EXERCISE DESCRIPTION:
Output the records below in full, word for word; pictures do not belong in it.

Stored items
┌──

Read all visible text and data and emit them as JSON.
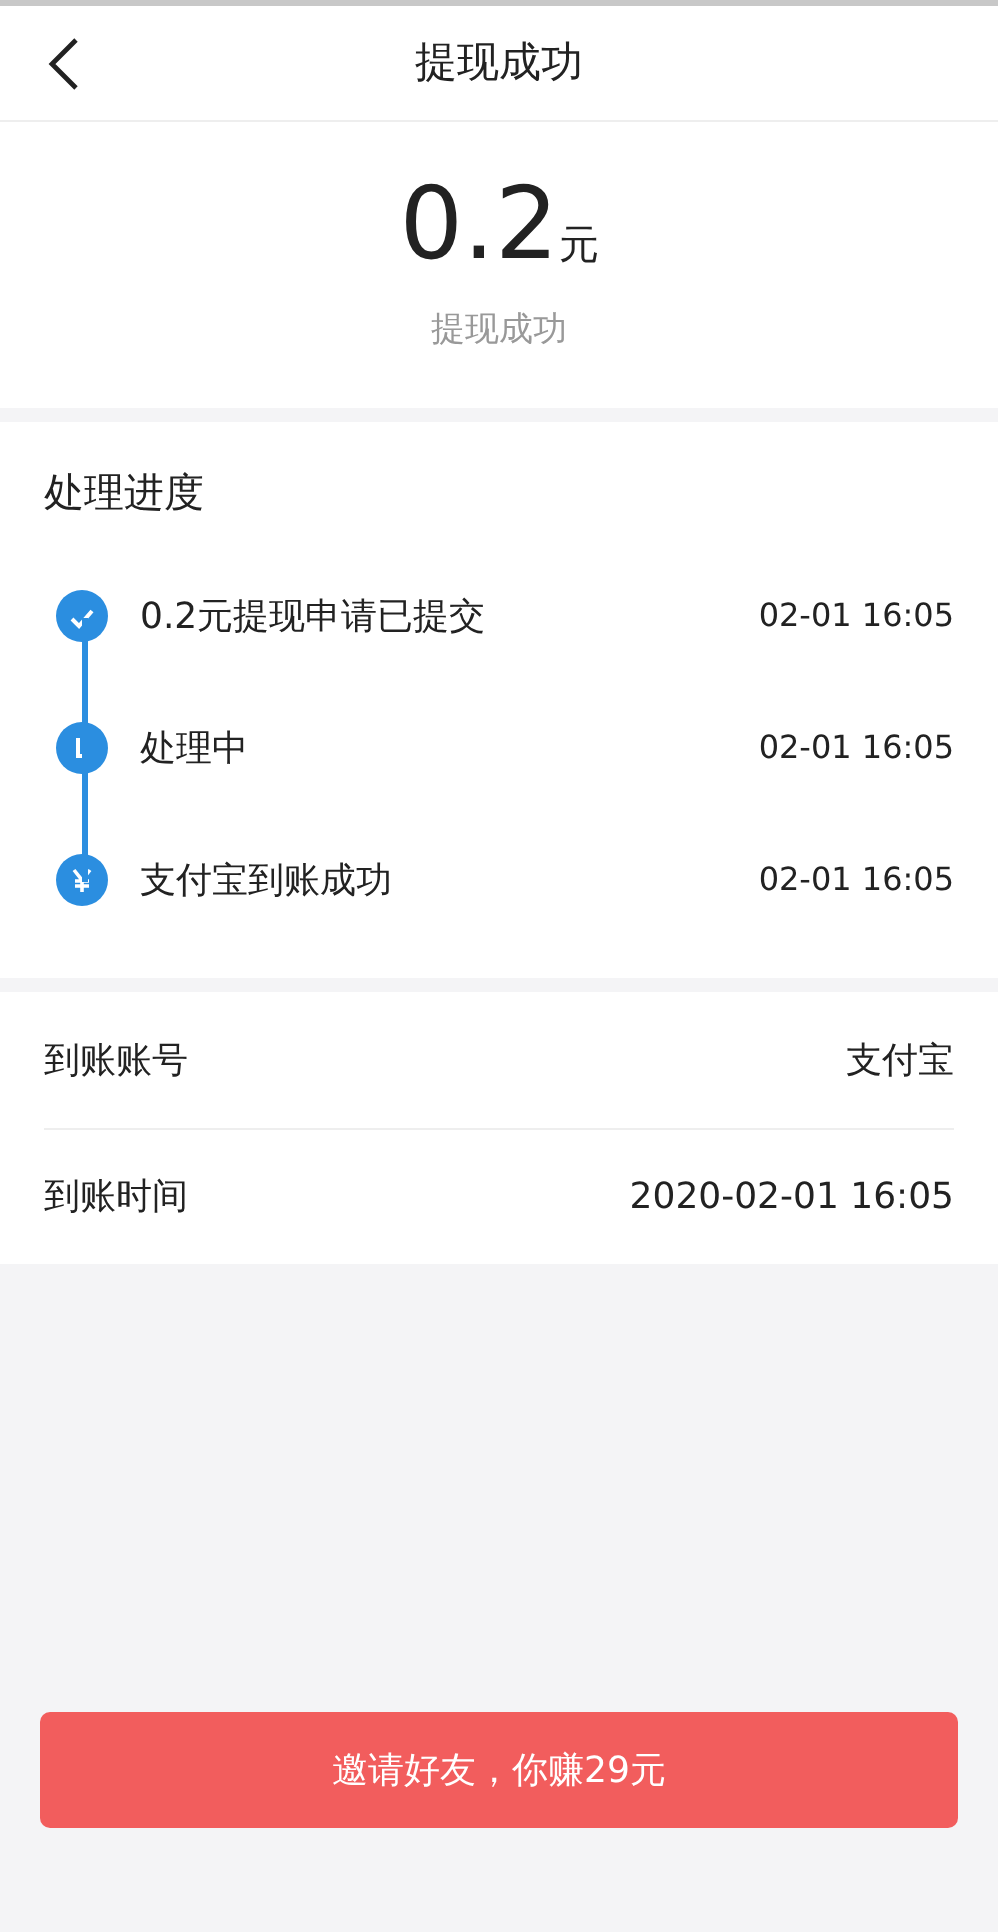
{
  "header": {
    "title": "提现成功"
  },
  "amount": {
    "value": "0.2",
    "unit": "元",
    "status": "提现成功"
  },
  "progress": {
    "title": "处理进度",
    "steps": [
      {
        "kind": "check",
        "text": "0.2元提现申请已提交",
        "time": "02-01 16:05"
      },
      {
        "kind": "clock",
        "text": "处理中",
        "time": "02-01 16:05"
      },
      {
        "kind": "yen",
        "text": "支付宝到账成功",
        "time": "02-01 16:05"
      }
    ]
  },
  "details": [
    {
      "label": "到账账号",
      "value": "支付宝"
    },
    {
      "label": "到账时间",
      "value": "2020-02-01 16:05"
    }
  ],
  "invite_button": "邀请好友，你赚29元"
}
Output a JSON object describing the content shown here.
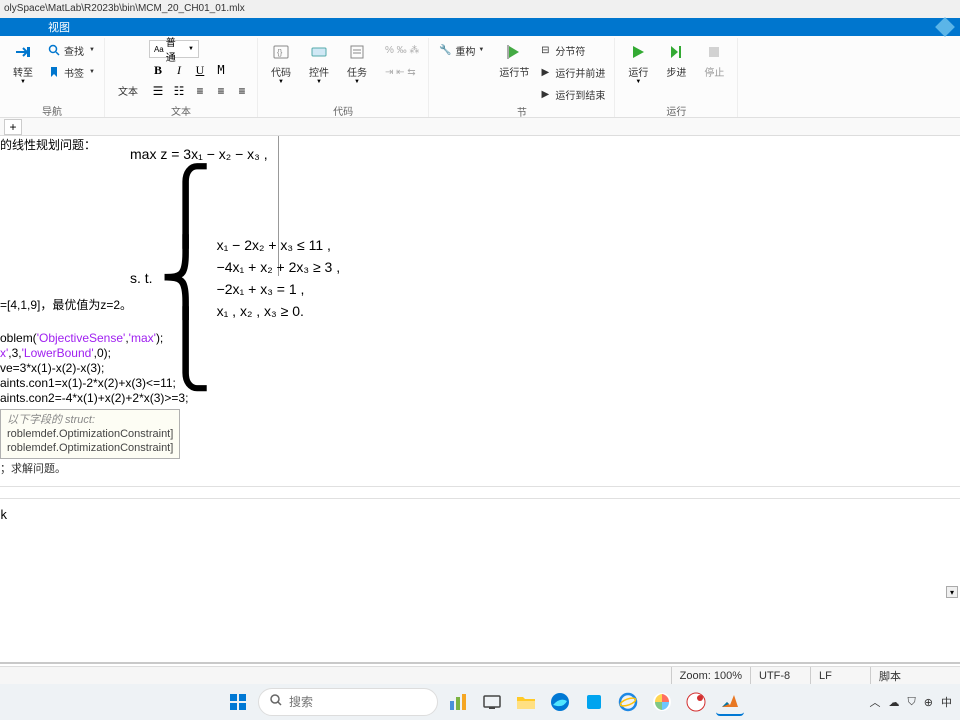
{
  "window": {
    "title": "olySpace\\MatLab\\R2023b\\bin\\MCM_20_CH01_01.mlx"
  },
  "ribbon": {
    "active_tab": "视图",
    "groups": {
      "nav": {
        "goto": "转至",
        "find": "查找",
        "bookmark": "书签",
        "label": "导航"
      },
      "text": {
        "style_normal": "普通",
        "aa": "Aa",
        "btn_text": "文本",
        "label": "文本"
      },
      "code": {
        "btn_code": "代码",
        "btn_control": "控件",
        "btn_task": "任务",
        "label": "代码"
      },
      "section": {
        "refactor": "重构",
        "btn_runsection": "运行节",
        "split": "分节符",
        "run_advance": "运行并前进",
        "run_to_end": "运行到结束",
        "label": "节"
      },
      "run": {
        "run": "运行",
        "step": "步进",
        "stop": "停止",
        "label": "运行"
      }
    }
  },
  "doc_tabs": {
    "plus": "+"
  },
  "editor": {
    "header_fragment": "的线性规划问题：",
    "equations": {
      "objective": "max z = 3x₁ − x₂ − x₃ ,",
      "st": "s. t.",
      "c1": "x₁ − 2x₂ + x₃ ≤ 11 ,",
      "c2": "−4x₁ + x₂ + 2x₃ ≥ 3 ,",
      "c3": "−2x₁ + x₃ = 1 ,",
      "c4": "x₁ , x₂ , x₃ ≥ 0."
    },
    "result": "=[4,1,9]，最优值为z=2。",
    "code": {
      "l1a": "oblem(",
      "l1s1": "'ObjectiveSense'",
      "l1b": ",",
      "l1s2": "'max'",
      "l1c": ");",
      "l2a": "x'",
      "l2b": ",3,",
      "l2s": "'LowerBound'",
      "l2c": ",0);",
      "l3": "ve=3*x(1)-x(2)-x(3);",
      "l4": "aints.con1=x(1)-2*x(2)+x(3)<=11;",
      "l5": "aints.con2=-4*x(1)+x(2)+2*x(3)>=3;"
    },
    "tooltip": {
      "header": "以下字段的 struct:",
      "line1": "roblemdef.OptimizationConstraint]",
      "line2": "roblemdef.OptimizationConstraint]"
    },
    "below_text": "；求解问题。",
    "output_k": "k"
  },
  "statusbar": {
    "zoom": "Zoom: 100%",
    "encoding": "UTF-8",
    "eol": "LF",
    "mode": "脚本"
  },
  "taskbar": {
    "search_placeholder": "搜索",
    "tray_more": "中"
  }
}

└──

WRITTEN ANSWER:
Read all visible text and data and emit them as JSON.
{
  "header": {
    "title": "提现成功"
  },
  "amount": {
    "value": "0.2",
    "unit": "元",
    "status": "提现成功"
  },
  "progress": {
    "title": "处理进度",
    "steps": [
      {
        "kind": "check",
        "text": "0.2元提现申请已提交",
        "time": "02-01 16:05"
      },
      {
        "kind": "clock",
        "text": "处理中",
        "time": "02-01 16:05"
      },
      {
        "kind": "yen",
        "text": "支付宝到账成功",
        "time": "02-01 16:05"
      }
    ]
  },
  "details": [
    {
      "label": "到账账号",
      "value": "支付宝"
    },
    {
      "label": "到账时间",
      "value": "2020-02-01 16:05"
    }
  ],
  "invite_button": "邀请好友，你赚29元"
}
Output a JSON object describing the content shown here.
{
  "window": {
    "title": "olySpace\\MatLab\\R2023b\\bin\\MCM_20_CH01_01.mlx"
  },
  "ribbon": {
    "active_tab": "视图",
    "groups": {
      "nav": {
        "goto": "转至",
        "find": "查找",
        "bookmark": "书签",
        "label": "导航"
      },
      "text": {
        "style_normal": "普通",
        "aa": "Aa",
        "btn_text": "文本",
        "label": "文本"
      },
      "code": {
        "btn_code": "代码",
        "btn_control": "控件",
        "btn_task": "任务",
        "label": "代码"
      },
      "section": {
        "refactor": "重构",
        "btn_runsection": "运行节",
        "split": "分节符",
        "run_advance": "运行并前进",
        "run_to_end": "运行到结束",
        "label": "节"
      },
      "run": {
        "run": "运行",
        "step": "步进",
        "stop": "停止",
        "label": "运行"
      }
    }
  },
  "doc_tabs": {
    "plus": "+"
  },
  "editor": {
    "header_fragment": "的线性规划问题：",
    "equations": {
      "objective": "max z = 3x₁ − x₂ − x₃ ,",
      "st": "s. t.",
      "c1": "x₁ − 2x₂ + x₃ ≤ 11 ,",
      "c2": "−4x₁ + x₂ + 2x₃ ≥ 3 ,",
      "c3": "−2x₁ + x₃ = 1 ,",
      "c4": "x₁ , x₂ , x₃ ≥ 0."
    },
    "result": "=[4,1,9]，最优值为z=2。",
    "code": {
      "l1a": "oblem(",
      "l1s1": "'ObjectiveSense'",
      "l1b": ",",
      "l1s2": "'max'",
      "l1c": ");",
      "l2a": "x'",
      "l2b": ",3,",
      "l2s": "'LowerBound'",
      "l2c": ",0);",
      "l3": "ve=3*x(1)-x(2)-x(3);",
      "l4": "aints.con1=x(1)-2*x(2)+x(3)<=11;",
      "l5": "aints.con2=-4*x(1)+x(2)+2*x(3)>=3;"
    },
    "tooltip": {
      "header": "以下字段的 struct:",
      "line1": "roblemdef.OptimizationConstraint]",
      "line2": "roblemdef.OptimizationConstraint]"
    },
    "below_text": "；求解问题。",
    "output_k": "k"
  },
  "statusbar": {
    "zoom": "Zoom: 100%",
    "encoding": "UTF-8",
    "eol": "LF",
    "mode": "脚本"
  },
  "taskbar": {
    "search_placeholder": "搜索",
    "tray_more": "中"
  }
}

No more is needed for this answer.